0
\$\begingroup\$

Let us say that I have a simple architecture, and I have implemented event-based communication between the objects and the components. In this architecture, Game has GameObjects, and the GameObjects have Components. GameObjects have reference to Game and Components have reference to the GameObject.

Game (Update(), ReceiveMessage() -> GameObject (Update(), ReceiveMessage()) -> Component (Update(), ReceiveMessage()).

There is no shared interface between these objects. Is it worth making an interface to implement Update() and ReceiveMessage(), and then only store these interface pointers?

For example, should I store Component pointers in a GameObject, or I should make an EventListener interface with Update() and ReceiveMessage(), and store EventListener pointers? I think this is a good way to force modularity, but maybe I am over complicating it.

\$\endgroup\$
2
\$\begingroup\$

I'd say that if you do indeed want anything that implements EventListener to be eligible for inclusion as a part of GameObject (or Game), then sure, that's a good way to go. However, that also means you could accidentally hook up a GameObject as a Component, or Component as a GameObject of Game. That's probably not what you want. Keep in mind that good design is not infinitely flexible, but imposes restrictions to keep the programming errors uncompilable.

If it were me, I would keep your current architecture, and use an EventListener interface that the base Component and GameObject classes implement (virtually). This will ensure your event handling is consistent while keeping your type safety. It also makes it so that your listeners can subscribe to other publishers than their container with their interface, if you need that functionality.
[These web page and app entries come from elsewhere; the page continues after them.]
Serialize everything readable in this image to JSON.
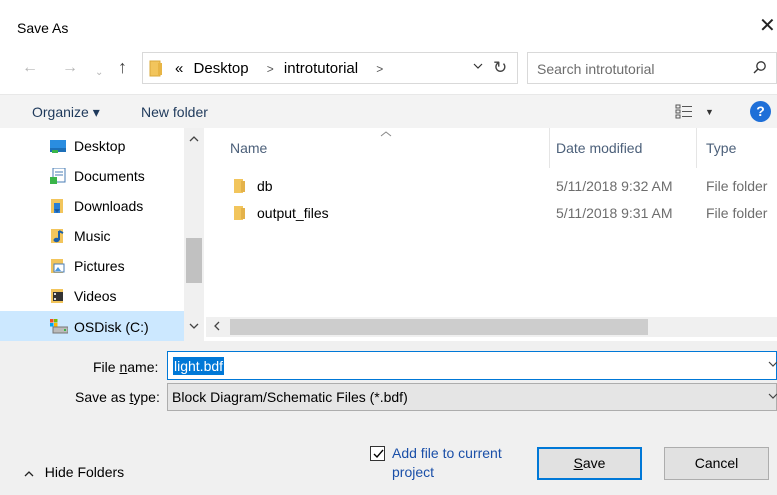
{
  "window": {
    "title": "Save As",
    "close_glyph": "✕"
  },
  "nav": {
    "back_glyph": "←",
    "forward_glyph": "→",
    "recent_glyph": "⌄",
    "up_glyph": "↑",
    "breadcrumb_overflow": "«",
    "breadcrumbs": [
      "Desktop",
      "introtutorial"
    ],
    "crumb_sep": ">",
    "refresh_glyph": "↻",
    "search_placeholder": "Search introtutorial"
  },
  "toolbar": {
    "organize_label": "Organize ▾",
    "new_folder_label": "New folder",
    "views_dd_glyph": "▼",
    "help_glyph": "?"
  },
  "sidebar": {
    "items": [
      {
        "label": "Desktop",
        "icon": "desktop-icon"
      },
      {
        "label": "Documents",
        "icon": "documents-icon"
      },
      {
        "label": "Downloads",
        "icon": "downloads-icon"
      },
      {
        "label": "Music",
        "icon": "music-icon"
      },
      {
        "label": "Pictures",
        "icon": "pictures-icon"
      },
      {
        "label": "Videos",
        "icon": "videos-icon"
      },
      {
        "label": "OSDisk (C:)",
        "icon": "drive-icon",
        "selected": true
      }
    ]
  },
  "files": {
    "columns": {
      "name": "Name",
      "date": "Date modified",
      "type": "Type"
    },
    "rows": [
      {
        "name": "db",
        "date": "5/11/2018 9:32 AM",
        "type": "File folder"
      },
      {
        "name": "output_files",
        "date": "5/11/2018 9:31 AM",
        "type": "File folder"
      }
    ]
  },
  "form": {
    "file_name_prefix": "File ",
    "file_name_underline": "n",
    "file_name_suffix": "ame:",
    "file_name_value": "light.bdf",
    "save_type_prefix": "Save as ",
    "save_type_underline": "t",
    "save_type_suffix": "ype:",
    "save_type_value": "Block Diagram/Schematic Files (*.bdf)",
    "add_to_project_label": "Add file to current project",
    "add_to_project_checked": true
  },
  "buttons": {
    "save_underline": "S",
    "save_rest": "ave",
    "cancel": "Cancel",
    "hide_folders": "Hide Folders"
  },
  "colors": {
    "accent": "#0078d7",
    "link": "#1a4fa8",
    "folder": "#f2c55c",
    "selected_bg": "#cce8ff"
  }
}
For example, a Component that receives most events from GameObject could directly subscribe to some event from Game if it made sense to do so.

\$\endgroup\$
1
\$\begingroup\$

Two classes should implement the same interface when it makes sense to use both of these classes in the same context.

Also, when a method accepts an EventListener as an argument, that implies that it accepts any EventListener, not just those of a specific type (see Liskov Substitution Principle for more information). So when a GameObject has a List<EventListener> components, it implies that it can have Components as components, but also other GameObjects and even other Games as components. Does that make sense in your software architecture? Maybe it does. But when it does not and you only want to allow components to be components, you should use the correct type and declare it as a List<Component>.

\$\endgroup\$
0
\$\begingroup\$

Is it worth making an interface to implement Update() and ReceiveMessage(), and then only store these interface pointers?

No.

The question is not about worth here, it's really about the design intents.

Although the three classes implement both Update() and ReceiveMessage(), these two method are not linked together conceptually. One is about communication between different objects, while the other is about changing the state on a regular basis. It could make sense to make two interfaces:

class IUpdatable
{
public:
  void Update() = 0;
}

class IEventListener
{
public:
  void ReceiveMessage() = 0;
}

but then you'd have to wonder, can any IEventListener be put in place of another? Most likely. Can any IUpdatable be put in place of another? Most unlikely. The other answers cover that.

So in your situation, I suggest you create the IEventListener interface for inter-object communication, but that you store Component pointers in your GameObjects, and GameObject pointers in your Game.

\$\endgroup\$

Your Answer

By clicking “Post Your Answer”, you agree to our terms of service, privacy policy and cookie policy

Not the answer you're looking for? Browse other questions tagged or ask your own question.